"Energy insecurity" can have negative health consequences for families in poverty
It's officially fall. The leaves are changing colors. Cooler temperatures on the way. And if you're like me, you're about to crank up the thermostat.
But for many low-income families, the heating season presents a "heat or eat" dilemma. They are forced to choose between buying food and paying for utilities.
In 2014, 69% of households reported choosing between paying for utilities and paying for food in the past year. Thirty-four percent reported making this choice every month, according to Feeding America.
It's a hard decision year-round, but can be especially difficult during cold months.
About 16 million U.S. households fall under a pattern sociologists call "energy insecurity." They struggle to afford electricity, heat, and cooling.
The bottom 20% of U.S. earners spend about 10% of their income on electricity each month, according to CityLab. That's more than seven times the share of income paid by the top 20% of earners. According to CityLab:
The share of income that low-income households spend on electricity rose by one third in the last decade, according to a new analysis by the nonprofit renewable energy advocacy group Groundswell. What’s notable is how that burden is distributed across the population: It disproportionately falls on black and poor residents. Fifty percent of all families that spend 10 percent of income on power bills are black. In addition, more than half of those energy insecure households are below the Federal Poverty Level.
And young children in energy-insecure households are more likely to be food insecure, be in fair or poor health, and be at risk for developmental delays, according to the non-partisan pediatric research center, Children's HealthWatch.
Diana Hernandez is a professor at Columbia University's Mailman School of Public Health. She conducted a study in which she interviewed 72 families struggling to keep their homes heated, cooled and lit. She told CityLab:
This expense and experience has largely been ignored, to the detriment of families dealing with this crisis every day. A lot of participants prioritized housing and food because they are such basic, basic human needs.
Hernandez also noted the resourcefulness families used to get around the hardship. According to CityLab:
Families in her study developed many methods to resolve energy insufficiencies, using space heaters, ovens, or tons of extra layers to keep warm. Some went without proper refrigeration during shut-offs, relying on tubs of ice. Others leveraged medical conditions to their advantage. But many of these solutions are themselves health hazards: candles used for illumination contribute to fatal house fires in poverty-stricken areas, as do unattended space heaters, open ovens, and other dangerous work-arounds. In the summer, heat-related illness and death disproportionately affect low-income households that lack access to air-conditioning.
Hernandez suggests stronger state laws to prevent shut-offs and more support for programs that help people pay utility bills as ways to begin providing more help to overlooked families experiencing energy insecurity. She told WBUR:
While this is often a hidden hardship it's also an addressable one. There are interventions that can happen — these programs exist, they just need to be expanded.

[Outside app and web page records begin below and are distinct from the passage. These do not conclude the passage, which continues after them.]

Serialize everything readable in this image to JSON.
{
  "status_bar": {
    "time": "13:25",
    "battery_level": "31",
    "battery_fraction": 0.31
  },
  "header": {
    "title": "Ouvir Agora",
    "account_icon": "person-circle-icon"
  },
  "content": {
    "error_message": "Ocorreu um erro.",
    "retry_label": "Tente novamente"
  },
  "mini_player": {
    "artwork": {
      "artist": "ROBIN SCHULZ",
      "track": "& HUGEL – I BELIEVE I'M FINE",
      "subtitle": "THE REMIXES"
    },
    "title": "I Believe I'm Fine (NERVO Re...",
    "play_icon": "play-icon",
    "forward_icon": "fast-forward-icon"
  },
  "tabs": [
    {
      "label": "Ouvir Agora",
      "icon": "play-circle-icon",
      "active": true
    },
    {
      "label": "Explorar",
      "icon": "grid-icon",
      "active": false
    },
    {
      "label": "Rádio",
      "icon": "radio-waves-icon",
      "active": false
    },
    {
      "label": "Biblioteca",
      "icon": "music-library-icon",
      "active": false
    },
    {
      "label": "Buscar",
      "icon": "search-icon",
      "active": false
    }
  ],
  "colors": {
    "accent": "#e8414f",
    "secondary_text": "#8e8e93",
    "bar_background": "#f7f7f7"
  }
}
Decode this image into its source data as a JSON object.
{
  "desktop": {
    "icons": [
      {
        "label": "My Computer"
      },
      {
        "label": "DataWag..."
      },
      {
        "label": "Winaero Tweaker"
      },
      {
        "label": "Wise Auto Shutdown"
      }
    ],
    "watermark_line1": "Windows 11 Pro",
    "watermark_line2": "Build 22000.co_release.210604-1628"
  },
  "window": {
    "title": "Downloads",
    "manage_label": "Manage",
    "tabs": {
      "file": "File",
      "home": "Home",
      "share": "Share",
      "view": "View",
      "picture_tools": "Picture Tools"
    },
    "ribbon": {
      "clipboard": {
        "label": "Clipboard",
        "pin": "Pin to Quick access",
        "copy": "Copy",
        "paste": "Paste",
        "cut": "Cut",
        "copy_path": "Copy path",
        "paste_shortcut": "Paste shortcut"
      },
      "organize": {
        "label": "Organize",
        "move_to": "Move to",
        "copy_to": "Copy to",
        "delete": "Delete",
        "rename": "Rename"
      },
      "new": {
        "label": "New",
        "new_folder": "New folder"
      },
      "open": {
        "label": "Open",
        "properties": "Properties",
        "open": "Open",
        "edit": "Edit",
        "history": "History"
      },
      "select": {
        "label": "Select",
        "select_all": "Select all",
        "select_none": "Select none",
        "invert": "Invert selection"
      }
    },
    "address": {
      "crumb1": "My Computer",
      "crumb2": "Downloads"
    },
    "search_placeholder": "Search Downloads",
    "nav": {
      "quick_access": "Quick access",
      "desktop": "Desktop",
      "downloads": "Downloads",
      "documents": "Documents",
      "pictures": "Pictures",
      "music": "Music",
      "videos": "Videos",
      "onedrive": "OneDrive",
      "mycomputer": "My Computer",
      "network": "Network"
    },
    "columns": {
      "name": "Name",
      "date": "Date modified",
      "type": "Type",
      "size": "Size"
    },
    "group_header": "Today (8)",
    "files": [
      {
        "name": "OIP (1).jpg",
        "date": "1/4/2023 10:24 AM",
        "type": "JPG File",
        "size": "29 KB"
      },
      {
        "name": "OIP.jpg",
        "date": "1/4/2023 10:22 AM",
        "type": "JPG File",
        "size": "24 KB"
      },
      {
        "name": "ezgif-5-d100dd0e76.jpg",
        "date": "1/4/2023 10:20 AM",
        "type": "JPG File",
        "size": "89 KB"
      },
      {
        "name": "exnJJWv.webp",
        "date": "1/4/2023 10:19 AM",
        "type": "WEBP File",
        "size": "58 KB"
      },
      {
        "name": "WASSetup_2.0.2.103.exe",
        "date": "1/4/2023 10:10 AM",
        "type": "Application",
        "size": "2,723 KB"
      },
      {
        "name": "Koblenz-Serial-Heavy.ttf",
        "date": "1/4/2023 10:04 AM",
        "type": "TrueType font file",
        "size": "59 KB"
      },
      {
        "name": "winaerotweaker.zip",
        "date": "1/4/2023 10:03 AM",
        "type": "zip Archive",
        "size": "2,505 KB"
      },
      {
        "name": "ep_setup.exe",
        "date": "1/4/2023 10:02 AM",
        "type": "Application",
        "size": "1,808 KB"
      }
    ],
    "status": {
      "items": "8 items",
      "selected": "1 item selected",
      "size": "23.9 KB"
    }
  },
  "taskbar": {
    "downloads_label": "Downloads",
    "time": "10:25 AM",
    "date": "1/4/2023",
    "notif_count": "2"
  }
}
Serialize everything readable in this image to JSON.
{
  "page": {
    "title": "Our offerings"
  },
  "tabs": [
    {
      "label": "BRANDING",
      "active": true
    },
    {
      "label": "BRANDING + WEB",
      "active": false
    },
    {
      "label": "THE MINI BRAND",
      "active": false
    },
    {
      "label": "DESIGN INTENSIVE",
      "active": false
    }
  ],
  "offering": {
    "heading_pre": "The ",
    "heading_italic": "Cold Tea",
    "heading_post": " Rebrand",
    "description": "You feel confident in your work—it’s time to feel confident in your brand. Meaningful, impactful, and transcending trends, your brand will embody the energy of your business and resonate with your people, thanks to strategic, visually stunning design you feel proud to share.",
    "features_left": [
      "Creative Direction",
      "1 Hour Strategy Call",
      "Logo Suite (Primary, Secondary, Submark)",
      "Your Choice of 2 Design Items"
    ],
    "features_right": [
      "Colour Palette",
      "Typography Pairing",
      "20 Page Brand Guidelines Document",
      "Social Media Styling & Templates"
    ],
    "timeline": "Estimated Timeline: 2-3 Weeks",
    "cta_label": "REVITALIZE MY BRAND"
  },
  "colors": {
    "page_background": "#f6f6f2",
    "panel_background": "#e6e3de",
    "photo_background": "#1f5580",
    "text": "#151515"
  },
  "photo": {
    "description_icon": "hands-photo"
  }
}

While this study is qualitative, it adds to mounting clinical evidence in support of interventions that connect patients to the basic resources they need to be healthy. More importantly, this study puts the actual voice of the population front and center so we can learn more about the realities of people’s lives who experience these needs on a regular basis. We’re no longer debating the connection between unmet social needs and health; it’s well-researched that the inability to plug in a nebulizer if you have asthma, or refrigerate your medication, is going to impact your health.
You can read Hernandez's full study here.